"There is no way that I'm going to be able to run them all in the Bulletin, unless I were to run nothing more than your notes for several issues, by which time I doubt not that you would have generated a few more issues worth of notes. Very impressive. But I feel that they need to be shared. What do you think about me putting your unpublished notes on my web site until I publish them? Then, rather than storing them on my computer (hoarding them, as it were), I could let members know that they can go read boatloads of notes that have been collected, mostly by you. Think about it and let me know."
We decided to hold off on this, and in December, after sending Brad yet more notes for his "Notes & Queries" column, I heard back:
"I find that I have 60 formatted pages of 10-point, single-spaced, 8.5x11-inch pages with one-inch margins all around! That is a heck of a lot of text, and most of it by far is from you.
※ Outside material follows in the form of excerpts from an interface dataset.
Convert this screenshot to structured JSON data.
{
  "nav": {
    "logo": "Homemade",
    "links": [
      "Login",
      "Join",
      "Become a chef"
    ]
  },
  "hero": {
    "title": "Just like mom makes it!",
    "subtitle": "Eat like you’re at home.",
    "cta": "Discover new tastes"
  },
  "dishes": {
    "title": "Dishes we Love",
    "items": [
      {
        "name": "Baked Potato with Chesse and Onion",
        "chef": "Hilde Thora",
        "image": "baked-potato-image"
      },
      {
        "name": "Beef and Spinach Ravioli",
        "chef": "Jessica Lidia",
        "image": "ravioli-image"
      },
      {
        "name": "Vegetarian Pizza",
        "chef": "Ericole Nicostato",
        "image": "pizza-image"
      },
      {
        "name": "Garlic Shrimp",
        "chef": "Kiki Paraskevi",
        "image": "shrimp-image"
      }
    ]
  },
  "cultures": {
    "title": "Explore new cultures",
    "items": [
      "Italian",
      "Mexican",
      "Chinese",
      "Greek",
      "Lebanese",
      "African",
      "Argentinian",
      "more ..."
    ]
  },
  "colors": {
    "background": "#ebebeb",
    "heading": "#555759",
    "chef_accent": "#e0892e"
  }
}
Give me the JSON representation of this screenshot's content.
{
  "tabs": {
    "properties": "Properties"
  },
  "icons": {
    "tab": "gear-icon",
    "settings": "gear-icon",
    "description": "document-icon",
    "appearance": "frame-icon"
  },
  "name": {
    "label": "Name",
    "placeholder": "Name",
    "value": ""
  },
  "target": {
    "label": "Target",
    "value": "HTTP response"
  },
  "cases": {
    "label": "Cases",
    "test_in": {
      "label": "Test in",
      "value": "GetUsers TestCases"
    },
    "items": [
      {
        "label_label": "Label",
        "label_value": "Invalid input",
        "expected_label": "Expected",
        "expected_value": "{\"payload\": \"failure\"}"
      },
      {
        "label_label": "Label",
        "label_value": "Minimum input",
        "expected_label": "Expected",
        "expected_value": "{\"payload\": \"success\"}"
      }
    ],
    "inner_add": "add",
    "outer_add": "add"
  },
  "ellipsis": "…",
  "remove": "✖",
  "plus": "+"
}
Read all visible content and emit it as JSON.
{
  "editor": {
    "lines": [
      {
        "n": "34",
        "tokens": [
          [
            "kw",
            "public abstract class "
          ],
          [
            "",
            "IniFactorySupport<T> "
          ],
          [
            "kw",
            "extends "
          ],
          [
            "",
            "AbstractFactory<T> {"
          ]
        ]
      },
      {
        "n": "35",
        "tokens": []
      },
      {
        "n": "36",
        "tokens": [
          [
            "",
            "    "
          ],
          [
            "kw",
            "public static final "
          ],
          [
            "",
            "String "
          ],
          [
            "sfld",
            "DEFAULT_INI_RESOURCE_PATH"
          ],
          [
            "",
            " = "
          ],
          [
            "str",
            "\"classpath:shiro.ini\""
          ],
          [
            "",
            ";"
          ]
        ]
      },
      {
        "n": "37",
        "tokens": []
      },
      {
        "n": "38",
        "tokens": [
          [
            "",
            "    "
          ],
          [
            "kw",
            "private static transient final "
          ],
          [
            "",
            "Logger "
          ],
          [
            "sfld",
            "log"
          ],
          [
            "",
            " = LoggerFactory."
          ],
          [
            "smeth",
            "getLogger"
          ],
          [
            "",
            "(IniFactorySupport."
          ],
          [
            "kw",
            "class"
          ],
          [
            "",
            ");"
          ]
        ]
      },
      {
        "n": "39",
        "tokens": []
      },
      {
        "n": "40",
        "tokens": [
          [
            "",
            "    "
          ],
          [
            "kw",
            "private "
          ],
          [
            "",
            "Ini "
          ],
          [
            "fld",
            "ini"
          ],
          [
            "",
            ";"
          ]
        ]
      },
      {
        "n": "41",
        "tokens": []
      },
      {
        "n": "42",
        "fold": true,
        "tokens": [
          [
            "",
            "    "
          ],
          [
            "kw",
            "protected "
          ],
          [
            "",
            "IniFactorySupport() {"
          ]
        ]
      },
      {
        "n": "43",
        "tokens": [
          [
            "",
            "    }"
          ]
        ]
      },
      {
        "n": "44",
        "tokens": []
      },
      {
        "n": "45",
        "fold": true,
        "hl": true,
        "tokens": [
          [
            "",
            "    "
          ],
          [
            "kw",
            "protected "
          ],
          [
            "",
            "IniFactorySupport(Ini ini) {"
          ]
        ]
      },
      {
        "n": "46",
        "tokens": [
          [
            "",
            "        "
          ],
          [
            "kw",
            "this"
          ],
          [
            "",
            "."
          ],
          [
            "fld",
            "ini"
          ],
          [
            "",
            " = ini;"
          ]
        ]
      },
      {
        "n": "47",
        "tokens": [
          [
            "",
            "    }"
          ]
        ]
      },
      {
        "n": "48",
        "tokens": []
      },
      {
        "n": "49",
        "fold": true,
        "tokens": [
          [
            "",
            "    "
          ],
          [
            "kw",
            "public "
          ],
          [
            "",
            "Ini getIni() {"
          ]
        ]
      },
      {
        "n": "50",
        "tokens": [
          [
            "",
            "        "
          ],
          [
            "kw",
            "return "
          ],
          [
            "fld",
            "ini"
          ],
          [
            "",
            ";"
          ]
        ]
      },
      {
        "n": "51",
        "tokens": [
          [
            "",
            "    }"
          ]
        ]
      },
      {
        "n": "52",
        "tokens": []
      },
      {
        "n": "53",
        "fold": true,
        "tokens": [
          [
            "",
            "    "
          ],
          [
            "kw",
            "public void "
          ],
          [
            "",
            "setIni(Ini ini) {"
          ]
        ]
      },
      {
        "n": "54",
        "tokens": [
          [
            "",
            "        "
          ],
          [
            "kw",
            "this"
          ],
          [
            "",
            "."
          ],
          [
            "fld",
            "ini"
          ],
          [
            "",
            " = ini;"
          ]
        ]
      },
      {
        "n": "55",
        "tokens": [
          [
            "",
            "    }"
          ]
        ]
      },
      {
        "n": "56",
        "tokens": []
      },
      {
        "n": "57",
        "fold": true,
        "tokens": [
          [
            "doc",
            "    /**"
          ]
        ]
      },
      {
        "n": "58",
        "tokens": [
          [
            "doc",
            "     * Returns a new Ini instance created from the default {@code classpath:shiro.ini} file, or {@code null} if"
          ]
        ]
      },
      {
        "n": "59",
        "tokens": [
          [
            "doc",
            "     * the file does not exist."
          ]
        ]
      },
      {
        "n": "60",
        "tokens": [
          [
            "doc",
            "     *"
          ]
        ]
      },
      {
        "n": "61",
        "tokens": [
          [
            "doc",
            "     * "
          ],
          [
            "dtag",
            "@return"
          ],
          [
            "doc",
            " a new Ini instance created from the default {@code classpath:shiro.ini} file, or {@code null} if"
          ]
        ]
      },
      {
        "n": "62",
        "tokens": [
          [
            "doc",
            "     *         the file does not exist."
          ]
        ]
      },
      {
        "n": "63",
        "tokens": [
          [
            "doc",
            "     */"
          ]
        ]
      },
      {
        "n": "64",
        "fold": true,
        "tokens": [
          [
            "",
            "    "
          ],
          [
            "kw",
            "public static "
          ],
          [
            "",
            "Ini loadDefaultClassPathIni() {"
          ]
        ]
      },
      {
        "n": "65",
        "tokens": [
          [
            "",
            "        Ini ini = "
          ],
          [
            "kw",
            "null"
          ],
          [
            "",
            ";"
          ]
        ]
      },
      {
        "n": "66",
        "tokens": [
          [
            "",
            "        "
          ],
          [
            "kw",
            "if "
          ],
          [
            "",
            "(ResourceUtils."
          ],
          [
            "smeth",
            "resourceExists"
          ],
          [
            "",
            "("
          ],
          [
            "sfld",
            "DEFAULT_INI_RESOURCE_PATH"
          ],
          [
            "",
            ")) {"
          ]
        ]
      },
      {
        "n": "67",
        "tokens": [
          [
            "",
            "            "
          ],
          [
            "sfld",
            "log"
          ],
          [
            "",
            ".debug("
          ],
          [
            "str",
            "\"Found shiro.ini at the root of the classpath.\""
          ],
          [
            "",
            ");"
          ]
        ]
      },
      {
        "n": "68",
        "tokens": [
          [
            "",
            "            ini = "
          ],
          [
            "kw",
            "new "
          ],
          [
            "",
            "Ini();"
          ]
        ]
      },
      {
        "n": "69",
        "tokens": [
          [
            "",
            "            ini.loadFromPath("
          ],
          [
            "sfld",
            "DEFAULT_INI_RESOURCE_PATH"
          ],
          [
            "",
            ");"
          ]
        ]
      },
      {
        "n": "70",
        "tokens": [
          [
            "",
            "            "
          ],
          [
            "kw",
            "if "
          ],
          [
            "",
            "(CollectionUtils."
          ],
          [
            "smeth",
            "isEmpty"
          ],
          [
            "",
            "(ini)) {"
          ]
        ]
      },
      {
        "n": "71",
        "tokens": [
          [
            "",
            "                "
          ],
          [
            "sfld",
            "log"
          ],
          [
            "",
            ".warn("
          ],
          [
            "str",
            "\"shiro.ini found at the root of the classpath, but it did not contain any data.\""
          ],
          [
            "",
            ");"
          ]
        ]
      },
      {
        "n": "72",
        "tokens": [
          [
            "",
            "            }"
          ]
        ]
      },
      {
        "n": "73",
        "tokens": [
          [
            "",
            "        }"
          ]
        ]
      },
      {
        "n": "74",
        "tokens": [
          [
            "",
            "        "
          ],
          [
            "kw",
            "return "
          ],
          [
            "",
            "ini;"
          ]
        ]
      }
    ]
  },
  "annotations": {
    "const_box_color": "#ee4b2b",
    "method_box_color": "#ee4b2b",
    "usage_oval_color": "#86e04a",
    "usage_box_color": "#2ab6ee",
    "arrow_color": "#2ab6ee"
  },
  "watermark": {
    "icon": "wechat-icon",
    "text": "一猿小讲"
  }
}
Pretty impressive."
Who'll edit the Bulletin now?
Early on in our correspondence, Brad and I found we'd both had bad experiences with institutional dysfunction and what I labeled "the soul-battering system." We traded horror stories about our struggles, and Brad concluded:
"It is encouraging to read words from someone 'out there in the trenches' who stands for something admirable. Really, I think there are many of you out there, daily and valiantly fighting the good fight, speaking for the light. But the seemingly general stench is so foul, so ubiquitous seeming, that we too often are overpowered by it into thinking -- falsely, let us hope -- that almost everyone is covered with shit.
So, again, we need to be grateful and uplifted when we can be, as often as we can be...
All times and places are now and here, and it is up to us to make of them what we WILL. Our heroes had the same general obstacles to overcome, surely, the same daunting prospects we confront. Yet they succeeded. Therefore, let us banish to the extent we can the foul and their foulness; let us gird our loins and continue struggling upward toward the light. Every body (pardon my metaphors, which are often gritty, doubtless because of my enlisted-man background) has an asshole, but that does not mean that we need to place ourselves between the ass-cheeks of the world, live and move and have our being there.
I need to learn how, even in the dark times, to speak a word for success, and I appreciate the tenor of your sentiments, which remind me of that. Finally, at last, it is not too difficult and it is infinitely better to climb out of the sewer, which really occupies a very small portion of the landscape..."
Brad Dean's words about success describe himself, it seems. Now I can think of no better way to honor his family -- and each other, his friends and colleagues -- than to diligently, curiously, carefully, and passionately continue his work.
This essay was originally published on Utne Librarian Chris Dodge's website, Street Librarian.